Pedro Vicario asked Clotilde Armenta if she had seen any light in the window [of Santiago Nasar’s bedroom], and she answered him no, but it seemed like a strange thing to be interested in.
“Did something happen to him?” she asked.
“No,” Pedro Vicario replied. “Just that we’re looking for him to kill him.”
It was such a spontaneous answer that she couldn’t believe she’d heard right. But she noticed that the twins were carrying two butcher knives wrapped in kitchen rags. (Mï¿½rquez 54)
In using the setting of a small village, Garcï¿½a Mï¿½rquez is able to convey the implication that the entire village is guilty of Santiago Nasar’s murder. The numerous missed opportunities of multiple characters to warn Nasar places the guilt not solely upon the Vicario twins, but also each member of the community. Even many who did not miss opportunities did not have the initiative to warn him, and the ones who did try were mostly too late. The narrator’s mother, Luisa Santiaga, even declares, “It isn’t right that everybody should know that they’re going to kill her son and she the only one who doesn’t” (22). It is perhaps because the villagers simply assume that somebody else has taken the liberty of warning him.
However, another assumption that may have resulted in the lack of forewarning was a very cultural one: that the murder would take place to avenge the honor of Angela Vicario. In such an old-fashioned small village, many the characters justified the murder and allowing it to happen by declaring it a matter between the two families that they had to choose sides on. Prudencia Cotes, Pablo’s fiancï¿½e, even declared that she “never would have married him if he hadn’t done what a man should do” (62). Others turned to superstition to justify their actions. Luisa Santiaga, who wanted to warn Santiago, stated that she had “to take the side of the dead” (23).
The wedding that took place the night before the murder was a very elaborate and traditional one, with the entire village participating in it. As a result, many villagers were still inebriated and when people they heard the plans of the Vicario twins, they either did not comprehend or “thought it was drunkards’ baloney” (52).
Another cultural implication of the small-village wedding was that the bride would be a virgin on her wedding night. When Angela Vicario was discovered to be impure, Bayardo San Romï¿½n, her husband promptly returned her to her parents’ house. At this dishonor, Angela’s brothers were horrified and promptly decided to take avenge their family. The villagers agreed that the twins were justified in their actions and that they were “innocent…before God and before men” (49).
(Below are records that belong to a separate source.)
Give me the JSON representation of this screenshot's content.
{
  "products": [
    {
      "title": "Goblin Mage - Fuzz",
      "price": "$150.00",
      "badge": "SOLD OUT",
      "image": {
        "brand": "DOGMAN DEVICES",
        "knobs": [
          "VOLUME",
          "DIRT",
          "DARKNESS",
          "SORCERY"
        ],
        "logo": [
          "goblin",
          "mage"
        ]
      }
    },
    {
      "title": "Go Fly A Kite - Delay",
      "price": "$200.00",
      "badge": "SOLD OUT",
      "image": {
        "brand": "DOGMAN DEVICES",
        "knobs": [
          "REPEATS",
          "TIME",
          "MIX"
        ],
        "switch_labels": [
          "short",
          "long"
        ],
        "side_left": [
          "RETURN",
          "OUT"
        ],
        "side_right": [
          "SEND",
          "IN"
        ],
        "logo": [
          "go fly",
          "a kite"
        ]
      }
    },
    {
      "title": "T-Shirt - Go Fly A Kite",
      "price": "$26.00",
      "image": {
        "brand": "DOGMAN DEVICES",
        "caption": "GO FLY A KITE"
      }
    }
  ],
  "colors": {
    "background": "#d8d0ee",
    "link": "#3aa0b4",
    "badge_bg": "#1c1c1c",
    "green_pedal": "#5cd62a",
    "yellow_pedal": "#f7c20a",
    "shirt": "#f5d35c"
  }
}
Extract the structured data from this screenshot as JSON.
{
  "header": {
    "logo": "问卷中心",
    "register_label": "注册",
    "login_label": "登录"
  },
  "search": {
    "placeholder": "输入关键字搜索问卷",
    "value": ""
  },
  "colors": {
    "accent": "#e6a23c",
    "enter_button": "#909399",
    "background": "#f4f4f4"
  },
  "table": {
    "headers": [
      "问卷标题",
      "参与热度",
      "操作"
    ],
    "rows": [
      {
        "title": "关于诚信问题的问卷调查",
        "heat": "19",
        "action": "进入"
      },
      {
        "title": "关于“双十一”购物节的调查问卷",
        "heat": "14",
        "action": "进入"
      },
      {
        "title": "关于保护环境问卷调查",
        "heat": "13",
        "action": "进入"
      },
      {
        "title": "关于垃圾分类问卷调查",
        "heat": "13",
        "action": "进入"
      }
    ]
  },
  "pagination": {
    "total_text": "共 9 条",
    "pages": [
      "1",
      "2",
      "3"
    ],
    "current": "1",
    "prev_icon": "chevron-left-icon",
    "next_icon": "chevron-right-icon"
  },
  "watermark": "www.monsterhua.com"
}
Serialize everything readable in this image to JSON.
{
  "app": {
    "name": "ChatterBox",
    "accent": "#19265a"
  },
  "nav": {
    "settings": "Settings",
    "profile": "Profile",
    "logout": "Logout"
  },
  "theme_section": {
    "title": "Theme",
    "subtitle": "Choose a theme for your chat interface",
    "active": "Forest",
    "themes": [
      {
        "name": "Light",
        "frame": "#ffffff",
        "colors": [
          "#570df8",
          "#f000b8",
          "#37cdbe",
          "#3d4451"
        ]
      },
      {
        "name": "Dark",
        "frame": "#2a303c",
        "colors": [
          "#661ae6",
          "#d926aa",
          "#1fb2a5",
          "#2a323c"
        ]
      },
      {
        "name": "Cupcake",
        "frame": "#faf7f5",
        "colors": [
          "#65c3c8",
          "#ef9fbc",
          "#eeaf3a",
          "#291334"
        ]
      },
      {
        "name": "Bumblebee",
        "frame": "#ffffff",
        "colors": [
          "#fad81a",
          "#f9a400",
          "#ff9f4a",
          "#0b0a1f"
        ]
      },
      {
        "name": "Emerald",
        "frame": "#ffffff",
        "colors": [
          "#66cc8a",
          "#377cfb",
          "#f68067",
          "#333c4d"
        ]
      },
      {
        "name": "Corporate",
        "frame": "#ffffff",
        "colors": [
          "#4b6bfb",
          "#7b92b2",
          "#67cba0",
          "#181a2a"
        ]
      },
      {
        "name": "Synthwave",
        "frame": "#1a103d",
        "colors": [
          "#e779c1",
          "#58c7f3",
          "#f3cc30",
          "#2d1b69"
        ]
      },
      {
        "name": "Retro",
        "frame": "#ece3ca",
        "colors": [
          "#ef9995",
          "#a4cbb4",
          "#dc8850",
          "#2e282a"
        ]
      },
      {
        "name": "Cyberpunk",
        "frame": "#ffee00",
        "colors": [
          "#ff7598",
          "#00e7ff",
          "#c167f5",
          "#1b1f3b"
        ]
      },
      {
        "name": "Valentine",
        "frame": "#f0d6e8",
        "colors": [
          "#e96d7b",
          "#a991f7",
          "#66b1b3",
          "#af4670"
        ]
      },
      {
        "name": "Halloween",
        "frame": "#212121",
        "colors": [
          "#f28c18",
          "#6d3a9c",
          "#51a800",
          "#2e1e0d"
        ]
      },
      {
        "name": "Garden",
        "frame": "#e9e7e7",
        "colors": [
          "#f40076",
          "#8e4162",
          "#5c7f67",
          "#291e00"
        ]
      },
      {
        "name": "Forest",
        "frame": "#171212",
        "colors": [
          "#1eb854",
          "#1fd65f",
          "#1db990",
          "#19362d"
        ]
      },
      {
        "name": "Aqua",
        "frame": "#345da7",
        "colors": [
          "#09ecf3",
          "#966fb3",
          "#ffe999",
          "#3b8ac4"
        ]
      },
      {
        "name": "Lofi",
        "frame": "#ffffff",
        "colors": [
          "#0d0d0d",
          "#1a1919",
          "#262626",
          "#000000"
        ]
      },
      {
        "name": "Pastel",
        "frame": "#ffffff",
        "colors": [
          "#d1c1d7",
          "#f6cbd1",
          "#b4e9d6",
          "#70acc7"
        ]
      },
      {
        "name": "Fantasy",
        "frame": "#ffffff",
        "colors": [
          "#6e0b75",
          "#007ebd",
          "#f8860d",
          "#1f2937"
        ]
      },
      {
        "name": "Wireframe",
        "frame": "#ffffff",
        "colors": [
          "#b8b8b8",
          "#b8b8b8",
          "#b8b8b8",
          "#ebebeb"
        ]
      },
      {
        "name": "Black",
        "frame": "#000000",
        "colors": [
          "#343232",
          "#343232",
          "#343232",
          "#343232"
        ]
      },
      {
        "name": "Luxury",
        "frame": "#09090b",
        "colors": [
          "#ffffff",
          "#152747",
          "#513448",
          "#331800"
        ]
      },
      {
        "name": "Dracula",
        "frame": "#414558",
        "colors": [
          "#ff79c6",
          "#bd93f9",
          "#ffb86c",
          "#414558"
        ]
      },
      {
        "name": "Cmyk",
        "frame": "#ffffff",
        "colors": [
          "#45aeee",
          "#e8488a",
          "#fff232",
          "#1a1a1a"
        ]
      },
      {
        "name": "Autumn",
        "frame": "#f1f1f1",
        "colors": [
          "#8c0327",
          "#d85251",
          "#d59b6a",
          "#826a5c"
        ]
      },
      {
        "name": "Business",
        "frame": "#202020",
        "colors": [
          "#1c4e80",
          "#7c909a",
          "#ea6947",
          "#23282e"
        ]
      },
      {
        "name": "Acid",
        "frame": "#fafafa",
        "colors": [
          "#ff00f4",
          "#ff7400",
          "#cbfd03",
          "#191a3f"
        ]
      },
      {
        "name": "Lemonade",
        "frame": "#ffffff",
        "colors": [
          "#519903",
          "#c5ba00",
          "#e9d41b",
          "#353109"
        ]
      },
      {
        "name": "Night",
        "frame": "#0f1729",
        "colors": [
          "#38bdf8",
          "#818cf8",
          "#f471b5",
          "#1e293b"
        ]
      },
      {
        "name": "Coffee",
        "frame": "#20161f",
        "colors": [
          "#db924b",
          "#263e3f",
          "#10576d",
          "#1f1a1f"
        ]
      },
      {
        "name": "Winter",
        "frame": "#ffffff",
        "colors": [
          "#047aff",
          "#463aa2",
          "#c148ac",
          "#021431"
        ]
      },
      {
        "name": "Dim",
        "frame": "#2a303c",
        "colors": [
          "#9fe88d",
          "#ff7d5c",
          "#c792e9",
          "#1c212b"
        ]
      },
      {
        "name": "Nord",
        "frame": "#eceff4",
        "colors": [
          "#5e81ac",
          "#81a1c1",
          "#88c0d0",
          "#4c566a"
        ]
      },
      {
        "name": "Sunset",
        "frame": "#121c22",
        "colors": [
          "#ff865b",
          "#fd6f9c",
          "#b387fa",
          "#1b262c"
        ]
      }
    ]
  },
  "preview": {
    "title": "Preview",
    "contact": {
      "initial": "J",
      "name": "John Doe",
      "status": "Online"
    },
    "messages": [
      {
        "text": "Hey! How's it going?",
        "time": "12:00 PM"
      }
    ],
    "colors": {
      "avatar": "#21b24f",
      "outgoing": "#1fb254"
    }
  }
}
In these novels, both Camus and Garcï¿½a Mï¿½rquez weave in subtle plot elements and details through their development of the novels’ respective settings. Although both settings are based on real places, the threads of reality and the authors’ imaginations have become so intertwined that in each novel they form one cohesive setting. The authors both consider culture as a major facet in these settings and cultural assumptions are highly important in the stories: providing a basis for Meursault’s self-alienation and a core for the entire story of Santiago Nasar. In both cases, the traditions of culture served to implicate the characters of Meursault and Nasar.